A nuclear event that could be catastrophic for the whole world wouldn't require the unlikely scenario of all the world's nuclear powers unleashing their firepower at once, according to a 2014 study published in an American Geophysical Union journal. In fact, that study found that a "limited, regional nuclear war" using 100 "small nuclear weapons" - such as the bomb dropped on Hiroshima - could cause a decades-long nuclear winter . AP Photo/James Pringle.
It is speculated that the resulting cooling would lead to widespread crop failure and famine
Some say that, if war happens, a nuclear winter is a certainty that will devastate agriculture and kill billions; some say that it's greatly overstated or even outright made-up by anti-nuke activists. Does the prospect of a nuclear winter truly constitute one more reason why nuclear arsenals should be dismantled? Our purpose today is not to explore the myriad other implications of nuclear war, or to otherwise prove that it's a bad thing. That's pretty clear . In 1986, Joyce Penner from the Lawrence Livermore National Laboratory published an article in the journal Nature in which she pointed out that this specific variable is responsible for determining whether the effects will be minor or massive. She also found that the published estimates of this varied widely.
A view of the immediate and long-term consequences of a hypothetical nuclear war is presented. Contents: Scenario development. Intermediate and long-term consequences. Summary of consequences.
Nuclear winter would cause average global surface temperatures to become colder than they were at the height of the last Ice Age. Such extreme cold would eliminate growing seasons for many years, probably for a decade or longer. Can you imagine a winter that lasts for ten years? The results of such a scenario are obvious
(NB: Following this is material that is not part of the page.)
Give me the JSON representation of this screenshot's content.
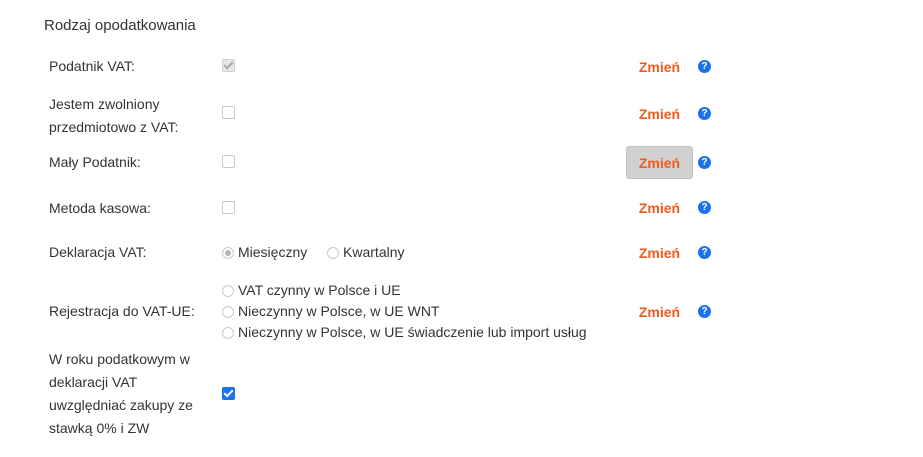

In "The Nuclear Winter" (1983), Sagan explored the unforeseen and devastating physical and chemical effects of even a small-scale nuclear war on the earth's biosphere and life on earth. Except for fools and madmen, everyone knows that nuclear war would he an unprecedented human catastrophe. A more or less typical strategic warhead has a yield of 2 megatons, the explosive equivalent of 2 million tons of TNT. But 2 million tons of TNT is about the same as all the bombs exploded in World War II - a single bomb with the explosive power of the entire Second World War but compressed.